_Data_.
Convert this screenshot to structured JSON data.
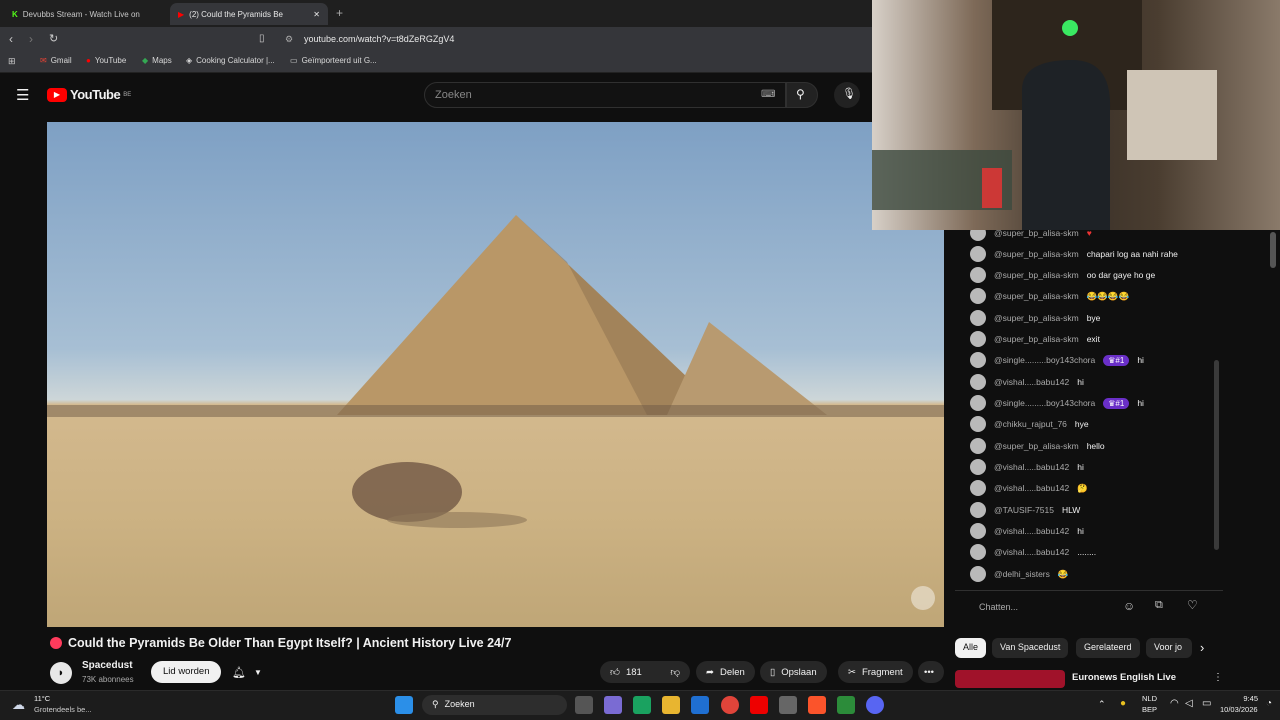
{
  "browser": {
    "tabs": [
      {
        "label": "Devubbs Stream - Watch Live on",
        "active": false
      },
      {
        "label": "(2)  Could the Pyramids Be",
        "active": true
      }
    ],
    "url": "youtube.com/watch?v=t8dZeRGZgV4",
    "bookmarks": [
      "Gmail",
      "YouTube",
      "Maps",
      "Cooking Calculator |...",
      "Geïmporteerd uit G..."
    ]
  },
  "youtube": {
    "logo_text": "YouTube",
    "region": "BE",
    "search_placeholder": "Zoeken"
  },
  "video": {
    "title": "Could the Pyramids Be Older Than Egypt Itself? | Ancient History Live 24/7",
    "channel": "Spacedust",
    "subscribers": "73K abonnees",
    "join_label": "Lid worden",
    "likes": "181",
    "share_label": "Delen",
    "save_label": "Opslaan",
    "clip_label": "Fragment"
  },
  "chat": {
    "messages": [
      {
        "author": "@super_bp_alisa-skm",
        "text": ""
      },
      {
        "author": "@super_bp_alisa-skm",
        "text": "chapari log aa nahi rahe"
      },
      {
        "author": "@super_bp_alisa-skm",
        "text": "oo dar gaye ho ge"
      },
      {
        "author": "@super_bp_alisa-skm",
        "text": "😂😂😂😂"
      },
      {
        "author": "@super_bp_alisa-skm",
        "text": "bye"
      },
      {
        "author": "@super_bp_alisa-skm",
        "text": "exit"
      },
      {
        "author": "@single.........boy143chora",
        "badge": "#1",
        "text": "hi"
      },
      {
        "author": "@vishal.....babu142",
        "text": "hi"
      },
      {
        "author": "@single.........boy143chora",
        "badge": "#1",
        "text": "hi"
      },
      {
        "author": "@chikku_rajput_76",
        "text": "hye"
      },
      {
        "author": "@super_bp_alisa-skm",
        "text": "hello"
      },
      {
        "author": "@vishal.....babu142",
        "text": "hi"
      },
      {
        "author": "@vishal.....babu142",
        "text": "🤔"
      },
      {
        "author": "@TAUSIF-7515",
        "text": "HLW"
      },
      {
        "author": "@vishal.....babu142",
        "text": "hi"
      },
      {
        "author": "@vishal.....babu142",
        "text": "........"
      },
      {
        "author": "@delhi_sisters",
        "text": "😂"
      }
    ],
    "input_placeholder": "Chatten..."
  },
  "filters": [
    "Alle",
    "Van Spacedust",
    "Gerelateerd",
    "Voor jo"
  ],
  "recommended_title": "Euronews English Live",
  "taskbar": {
    "weather_temp": "11°C",
    "weather_desc": "Grotendeels be...",
    "search_label": "Zoeken",
    "lang": "NLD",
    "lang2": "BEP",
    "time": "9:45",
    "date": "10/03/2026"
  }
}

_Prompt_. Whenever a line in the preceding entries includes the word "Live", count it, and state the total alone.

_Response for this exercise_. 3